_DATA PROVIDED_.

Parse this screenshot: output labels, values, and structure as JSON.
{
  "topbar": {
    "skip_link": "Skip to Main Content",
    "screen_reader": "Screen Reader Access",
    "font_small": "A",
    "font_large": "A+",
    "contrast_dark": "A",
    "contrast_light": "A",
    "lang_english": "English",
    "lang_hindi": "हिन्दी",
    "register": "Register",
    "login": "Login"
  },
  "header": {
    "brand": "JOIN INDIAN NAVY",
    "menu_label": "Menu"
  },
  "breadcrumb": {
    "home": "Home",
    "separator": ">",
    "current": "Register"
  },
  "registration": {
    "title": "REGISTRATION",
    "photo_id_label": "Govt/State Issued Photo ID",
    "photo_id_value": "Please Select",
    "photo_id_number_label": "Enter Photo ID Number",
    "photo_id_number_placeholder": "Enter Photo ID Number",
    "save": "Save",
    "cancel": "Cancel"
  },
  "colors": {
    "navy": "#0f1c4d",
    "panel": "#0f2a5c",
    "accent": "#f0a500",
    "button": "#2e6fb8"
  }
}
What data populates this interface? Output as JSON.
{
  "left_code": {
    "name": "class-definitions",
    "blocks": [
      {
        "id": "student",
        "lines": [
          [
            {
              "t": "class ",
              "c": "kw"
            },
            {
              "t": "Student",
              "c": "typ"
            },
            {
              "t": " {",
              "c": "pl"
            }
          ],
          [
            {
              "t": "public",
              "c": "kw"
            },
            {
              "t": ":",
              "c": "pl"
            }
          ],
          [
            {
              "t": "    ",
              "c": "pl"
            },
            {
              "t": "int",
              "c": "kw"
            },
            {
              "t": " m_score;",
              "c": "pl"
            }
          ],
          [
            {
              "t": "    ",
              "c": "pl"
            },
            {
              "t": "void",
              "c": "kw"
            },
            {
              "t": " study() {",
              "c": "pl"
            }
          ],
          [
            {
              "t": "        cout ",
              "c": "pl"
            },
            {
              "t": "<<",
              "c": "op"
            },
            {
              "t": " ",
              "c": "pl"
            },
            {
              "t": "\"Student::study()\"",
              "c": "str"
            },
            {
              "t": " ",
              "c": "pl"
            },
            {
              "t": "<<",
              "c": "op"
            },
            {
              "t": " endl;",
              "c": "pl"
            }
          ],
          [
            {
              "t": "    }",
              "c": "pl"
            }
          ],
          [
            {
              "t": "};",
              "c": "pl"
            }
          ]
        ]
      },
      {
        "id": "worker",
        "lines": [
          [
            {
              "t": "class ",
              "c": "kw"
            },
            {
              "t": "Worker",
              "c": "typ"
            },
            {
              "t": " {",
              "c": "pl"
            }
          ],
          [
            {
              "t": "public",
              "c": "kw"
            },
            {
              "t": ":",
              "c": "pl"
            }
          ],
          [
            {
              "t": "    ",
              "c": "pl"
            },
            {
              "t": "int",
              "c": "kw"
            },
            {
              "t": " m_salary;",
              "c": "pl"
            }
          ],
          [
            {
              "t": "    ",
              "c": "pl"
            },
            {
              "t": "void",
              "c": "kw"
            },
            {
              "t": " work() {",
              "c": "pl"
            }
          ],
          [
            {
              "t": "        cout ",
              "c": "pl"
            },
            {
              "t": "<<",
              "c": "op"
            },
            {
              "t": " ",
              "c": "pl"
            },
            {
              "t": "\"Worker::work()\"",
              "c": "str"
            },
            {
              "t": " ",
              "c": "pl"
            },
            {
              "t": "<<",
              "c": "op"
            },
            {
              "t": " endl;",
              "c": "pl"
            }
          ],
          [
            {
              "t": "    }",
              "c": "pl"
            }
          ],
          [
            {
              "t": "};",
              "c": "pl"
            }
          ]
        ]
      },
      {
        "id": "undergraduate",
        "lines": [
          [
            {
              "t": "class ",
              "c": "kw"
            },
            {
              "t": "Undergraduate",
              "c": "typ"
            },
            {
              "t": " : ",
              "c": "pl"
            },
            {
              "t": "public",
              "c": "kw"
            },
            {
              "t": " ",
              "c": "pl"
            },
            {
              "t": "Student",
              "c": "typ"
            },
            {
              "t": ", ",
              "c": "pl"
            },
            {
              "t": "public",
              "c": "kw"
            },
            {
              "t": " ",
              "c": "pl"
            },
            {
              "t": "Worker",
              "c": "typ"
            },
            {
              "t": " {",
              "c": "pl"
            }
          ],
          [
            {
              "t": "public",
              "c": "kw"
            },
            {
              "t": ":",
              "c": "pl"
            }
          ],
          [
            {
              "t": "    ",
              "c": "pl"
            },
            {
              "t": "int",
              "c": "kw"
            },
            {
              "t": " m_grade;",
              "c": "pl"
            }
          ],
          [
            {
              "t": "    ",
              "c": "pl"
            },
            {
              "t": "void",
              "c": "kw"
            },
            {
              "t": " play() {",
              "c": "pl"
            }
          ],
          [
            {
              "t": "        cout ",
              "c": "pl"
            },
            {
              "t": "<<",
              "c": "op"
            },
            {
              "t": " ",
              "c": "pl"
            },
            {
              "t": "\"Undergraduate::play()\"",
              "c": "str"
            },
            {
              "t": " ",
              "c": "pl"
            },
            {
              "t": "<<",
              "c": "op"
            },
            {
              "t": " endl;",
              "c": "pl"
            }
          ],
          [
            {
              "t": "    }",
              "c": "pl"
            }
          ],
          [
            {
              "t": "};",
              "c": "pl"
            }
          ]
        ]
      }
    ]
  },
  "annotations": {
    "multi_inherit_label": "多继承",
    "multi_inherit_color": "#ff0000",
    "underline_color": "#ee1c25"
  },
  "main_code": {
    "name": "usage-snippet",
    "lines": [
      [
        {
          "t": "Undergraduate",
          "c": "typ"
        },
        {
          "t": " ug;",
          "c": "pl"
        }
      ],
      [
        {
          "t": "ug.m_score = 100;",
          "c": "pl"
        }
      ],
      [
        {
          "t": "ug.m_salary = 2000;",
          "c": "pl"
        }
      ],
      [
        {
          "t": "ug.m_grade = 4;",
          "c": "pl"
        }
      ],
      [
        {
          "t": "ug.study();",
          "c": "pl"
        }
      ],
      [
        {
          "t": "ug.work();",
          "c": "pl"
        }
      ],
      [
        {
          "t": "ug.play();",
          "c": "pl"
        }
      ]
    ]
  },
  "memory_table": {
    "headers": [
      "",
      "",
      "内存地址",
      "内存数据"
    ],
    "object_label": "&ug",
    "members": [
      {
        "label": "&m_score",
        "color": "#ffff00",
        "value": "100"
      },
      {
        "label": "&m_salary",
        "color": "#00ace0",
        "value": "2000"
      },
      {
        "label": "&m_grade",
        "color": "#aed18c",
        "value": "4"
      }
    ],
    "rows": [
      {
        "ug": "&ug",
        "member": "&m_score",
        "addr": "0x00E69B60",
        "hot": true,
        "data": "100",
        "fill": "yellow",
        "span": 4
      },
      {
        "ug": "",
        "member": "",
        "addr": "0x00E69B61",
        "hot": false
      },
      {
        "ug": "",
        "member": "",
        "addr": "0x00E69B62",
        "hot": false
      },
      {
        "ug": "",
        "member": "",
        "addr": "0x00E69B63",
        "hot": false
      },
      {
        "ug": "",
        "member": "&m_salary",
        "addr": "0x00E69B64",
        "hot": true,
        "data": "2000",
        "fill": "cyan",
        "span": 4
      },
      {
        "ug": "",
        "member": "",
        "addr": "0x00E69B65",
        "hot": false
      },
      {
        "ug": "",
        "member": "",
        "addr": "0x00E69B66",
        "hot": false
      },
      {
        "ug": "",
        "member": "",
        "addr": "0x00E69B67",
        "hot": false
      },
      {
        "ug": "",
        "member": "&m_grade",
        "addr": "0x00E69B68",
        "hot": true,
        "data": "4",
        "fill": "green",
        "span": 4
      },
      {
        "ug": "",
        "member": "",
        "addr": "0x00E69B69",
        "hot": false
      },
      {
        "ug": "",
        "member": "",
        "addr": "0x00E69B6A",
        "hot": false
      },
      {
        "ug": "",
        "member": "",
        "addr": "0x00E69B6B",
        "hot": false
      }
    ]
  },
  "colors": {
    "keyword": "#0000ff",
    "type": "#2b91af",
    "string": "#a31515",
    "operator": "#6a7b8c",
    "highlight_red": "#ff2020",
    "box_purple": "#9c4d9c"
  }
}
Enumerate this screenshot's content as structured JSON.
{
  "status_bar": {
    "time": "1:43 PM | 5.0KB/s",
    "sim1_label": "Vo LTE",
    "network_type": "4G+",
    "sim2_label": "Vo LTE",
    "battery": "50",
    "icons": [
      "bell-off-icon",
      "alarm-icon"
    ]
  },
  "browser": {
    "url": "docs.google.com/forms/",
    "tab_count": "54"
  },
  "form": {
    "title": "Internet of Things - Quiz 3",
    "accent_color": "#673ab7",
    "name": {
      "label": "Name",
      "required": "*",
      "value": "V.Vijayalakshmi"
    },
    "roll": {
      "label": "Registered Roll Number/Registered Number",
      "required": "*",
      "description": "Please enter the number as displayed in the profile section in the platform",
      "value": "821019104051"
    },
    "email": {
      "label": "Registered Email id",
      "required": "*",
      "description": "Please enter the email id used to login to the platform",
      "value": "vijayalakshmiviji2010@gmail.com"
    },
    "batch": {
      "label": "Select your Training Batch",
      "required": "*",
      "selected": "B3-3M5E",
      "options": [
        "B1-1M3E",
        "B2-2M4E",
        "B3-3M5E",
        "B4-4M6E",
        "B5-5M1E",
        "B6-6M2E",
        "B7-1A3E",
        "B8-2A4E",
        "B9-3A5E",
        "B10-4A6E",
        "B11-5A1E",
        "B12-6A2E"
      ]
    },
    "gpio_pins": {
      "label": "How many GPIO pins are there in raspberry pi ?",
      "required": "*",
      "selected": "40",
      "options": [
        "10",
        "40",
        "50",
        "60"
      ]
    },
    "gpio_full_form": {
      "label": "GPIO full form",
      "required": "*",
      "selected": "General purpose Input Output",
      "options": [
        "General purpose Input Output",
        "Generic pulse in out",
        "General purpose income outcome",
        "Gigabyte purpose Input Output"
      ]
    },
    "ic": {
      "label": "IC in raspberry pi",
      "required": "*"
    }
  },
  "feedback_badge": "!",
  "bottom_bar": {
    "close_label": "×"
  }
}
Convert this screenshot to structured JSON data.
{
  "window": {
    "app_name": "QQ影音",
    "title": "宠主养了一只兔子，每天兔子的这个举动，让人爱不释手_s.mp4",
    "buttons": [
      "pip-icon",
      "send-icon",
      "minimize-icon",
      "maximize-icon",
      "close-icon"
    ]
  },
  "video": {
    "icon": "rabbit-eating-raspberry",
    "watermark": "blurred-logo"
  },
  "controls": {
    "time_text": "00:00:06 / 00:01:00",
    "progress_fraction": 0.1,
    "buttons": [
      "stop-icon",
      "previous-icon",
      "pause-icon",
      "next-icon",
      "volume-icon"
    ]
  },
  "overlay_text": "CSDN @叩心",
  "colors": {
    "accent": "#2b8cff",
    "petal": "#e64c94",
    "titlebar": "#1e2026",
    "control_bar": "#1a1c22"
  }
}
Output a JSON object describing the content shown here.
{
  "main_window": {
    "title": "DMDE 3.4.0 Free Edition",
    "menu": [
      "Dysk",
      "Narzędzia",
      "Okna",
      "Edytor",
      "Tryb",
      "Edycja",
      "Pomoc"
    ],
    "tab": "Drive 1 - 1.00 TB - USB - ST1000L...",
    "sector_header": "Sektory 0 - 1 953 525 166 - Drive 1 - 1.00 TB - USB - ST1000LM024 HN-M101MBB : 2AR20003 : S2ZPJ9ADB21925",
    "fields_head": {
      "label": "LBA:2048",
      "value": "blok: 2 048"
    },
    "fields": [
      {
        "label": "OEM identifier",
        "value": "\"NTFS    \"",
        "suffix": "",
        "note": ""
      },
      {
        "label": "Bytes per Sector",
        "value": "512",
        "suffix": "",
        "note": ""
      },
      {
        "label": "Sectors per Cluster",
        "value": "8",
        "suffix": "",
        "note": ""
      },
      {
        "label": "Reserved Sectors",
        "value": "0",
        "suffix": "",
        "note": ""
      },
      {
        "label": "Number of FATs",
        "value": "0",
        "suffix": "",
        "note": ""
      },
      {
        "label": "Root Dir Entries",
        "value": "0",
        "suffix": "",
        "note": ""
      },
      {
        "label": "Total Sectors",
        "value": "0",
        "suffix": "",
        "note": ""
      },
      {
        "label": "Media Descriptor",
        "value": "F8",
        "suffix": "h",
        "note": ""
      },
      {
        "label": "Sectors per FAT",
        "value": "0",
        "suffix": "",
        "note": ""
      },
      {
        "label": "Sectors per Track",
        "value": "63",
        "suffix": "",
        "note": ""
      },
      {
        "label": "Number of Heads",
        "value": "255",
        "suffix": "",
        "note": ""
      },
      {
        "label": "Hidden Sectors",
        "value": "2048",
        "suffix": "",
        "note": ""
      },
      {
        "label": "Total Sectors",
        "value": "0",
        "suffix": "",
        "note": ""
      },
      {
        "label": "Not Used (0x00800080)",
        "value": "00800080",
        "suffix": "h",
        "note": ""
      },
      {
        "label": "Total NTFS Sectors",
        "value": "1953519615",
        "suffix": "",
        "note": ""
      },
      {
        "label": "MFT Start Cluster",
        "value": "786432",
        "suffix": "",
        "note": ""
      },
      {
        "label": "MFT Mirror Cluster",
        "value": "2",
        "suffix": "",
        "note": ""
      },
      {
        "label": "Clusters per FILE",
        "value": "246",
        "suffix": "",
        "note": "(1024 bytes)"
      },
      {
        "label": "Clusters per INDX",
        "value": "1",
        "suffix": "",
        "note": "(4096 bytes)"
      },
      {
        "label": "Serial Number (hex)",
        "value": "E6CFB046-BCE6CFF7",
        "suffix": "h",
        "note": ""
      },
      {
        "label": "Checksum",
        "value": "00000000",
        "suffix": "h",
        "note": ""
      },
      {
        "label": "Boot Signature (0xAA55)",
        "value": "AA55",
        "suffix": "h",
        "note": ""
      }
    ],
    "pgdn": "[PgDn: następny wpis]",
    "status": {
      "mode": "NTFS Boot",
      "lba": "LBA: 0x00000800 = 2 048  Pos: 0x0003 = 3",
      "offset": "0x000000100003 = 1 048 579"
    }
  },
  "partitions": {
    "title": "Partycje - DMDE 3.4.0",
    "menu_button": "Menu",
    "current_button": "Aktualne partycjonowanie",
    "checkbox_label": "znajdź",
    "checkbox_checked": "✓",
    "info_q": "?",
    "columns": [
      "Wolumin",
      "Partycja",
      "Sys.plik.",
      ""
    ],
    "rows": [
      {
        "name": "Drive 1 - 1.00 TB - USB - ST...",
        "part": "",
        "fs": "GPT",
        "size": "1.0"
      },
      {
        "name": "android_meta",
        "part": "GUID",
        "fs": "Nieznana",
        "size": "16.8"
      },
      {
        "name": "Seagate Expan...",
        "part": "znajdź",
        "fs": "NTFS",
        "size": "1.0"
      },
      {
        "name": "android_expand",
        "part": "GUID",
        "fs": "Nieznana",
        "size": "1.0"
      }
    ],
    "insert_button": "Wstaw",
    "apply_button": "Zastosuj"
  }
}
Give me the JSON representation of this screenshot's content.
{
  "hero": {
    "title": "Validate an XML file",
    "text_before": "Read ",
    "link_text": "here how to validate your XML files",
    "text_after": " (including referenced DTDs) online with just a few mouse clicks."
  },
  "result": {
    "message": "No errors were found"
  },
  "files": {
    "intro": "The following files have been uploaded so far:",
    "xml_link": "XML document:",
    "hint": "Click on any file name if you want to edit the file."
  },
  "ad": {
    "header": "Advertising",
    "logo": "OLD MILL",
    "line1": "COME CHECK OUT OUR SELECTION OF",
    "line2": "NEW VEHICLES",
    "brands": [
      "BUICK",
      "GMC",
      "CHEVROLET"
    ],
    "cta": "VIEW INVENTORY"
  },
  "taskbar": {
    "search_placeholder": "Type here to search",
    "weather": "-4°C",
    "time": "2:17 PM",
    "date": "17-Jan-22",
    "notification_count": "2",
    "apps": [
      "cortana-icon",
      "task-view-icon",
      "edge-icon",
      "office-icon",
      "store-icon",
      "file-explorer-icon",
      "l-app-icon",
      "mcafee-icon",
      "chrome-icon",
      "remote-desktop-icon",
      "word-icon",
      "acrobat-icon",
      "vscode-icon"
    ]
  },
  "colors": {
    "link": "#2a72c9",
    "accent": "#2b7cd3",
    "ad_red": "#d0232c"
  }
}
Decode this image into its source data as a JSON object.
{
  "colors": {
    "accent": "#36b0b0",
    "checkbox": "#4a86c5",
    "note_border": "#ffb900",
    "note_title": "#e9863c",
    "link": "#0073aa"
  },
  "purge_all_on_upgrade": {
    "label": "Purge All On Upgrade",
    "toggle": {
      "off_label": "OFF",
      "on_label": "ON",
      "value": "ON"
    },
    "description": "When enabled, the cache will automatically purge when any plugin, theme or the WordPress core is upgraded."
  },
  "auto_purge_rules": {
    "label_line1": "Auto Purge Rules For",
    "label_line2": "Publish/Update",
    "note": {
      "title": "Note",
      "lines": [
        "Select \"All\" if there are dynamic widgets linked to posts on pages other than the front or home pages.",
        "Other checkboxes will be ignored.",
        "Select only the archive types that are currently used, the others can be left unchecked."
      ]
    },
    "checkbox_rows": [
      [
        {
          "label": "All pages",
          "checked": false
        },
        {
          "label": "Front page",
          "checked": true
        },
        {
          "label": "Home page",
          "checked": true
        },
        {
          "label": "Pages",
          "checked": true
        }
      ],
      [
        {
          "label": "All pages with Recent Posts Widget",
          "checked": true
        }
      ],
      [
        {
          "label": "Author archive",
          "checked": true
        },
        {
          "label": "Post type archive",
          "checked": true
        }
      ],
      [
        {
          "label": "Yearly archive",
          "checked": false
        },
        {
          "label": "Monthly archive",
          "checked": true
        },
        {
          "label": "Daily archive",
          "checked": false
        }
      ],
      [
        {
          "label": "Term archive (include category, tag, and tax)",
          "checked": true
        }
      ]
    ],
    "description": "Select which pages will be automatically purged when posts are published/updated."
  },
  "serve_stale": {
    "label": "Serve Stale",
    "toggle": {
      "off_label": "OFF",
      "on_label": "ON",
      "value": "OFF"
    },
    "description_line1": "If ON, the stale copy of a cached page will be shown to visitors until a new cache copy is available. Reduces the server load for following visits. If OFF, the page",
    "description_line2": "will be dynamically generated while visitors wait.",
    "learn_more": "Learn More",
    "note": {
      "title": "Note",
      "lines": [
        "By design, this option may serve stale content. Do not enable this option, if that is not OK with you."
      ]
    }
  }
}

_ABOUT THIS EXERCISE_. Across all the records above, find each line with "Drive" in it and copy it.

_ANSWER_.
    "tab": "Drive 1 - 1.00 TB - USB - ST1000L...",
    "sector_header": "Sektory 0 - 1 953 525 166 - Drive 1 - 1.00 TB - USB - ST1000LM024 HN-M101MBB : 2AR20003 : S2ZPJ9ADB21925",
        "name": "Drive 1 - 1.00 TB - USB - ST...",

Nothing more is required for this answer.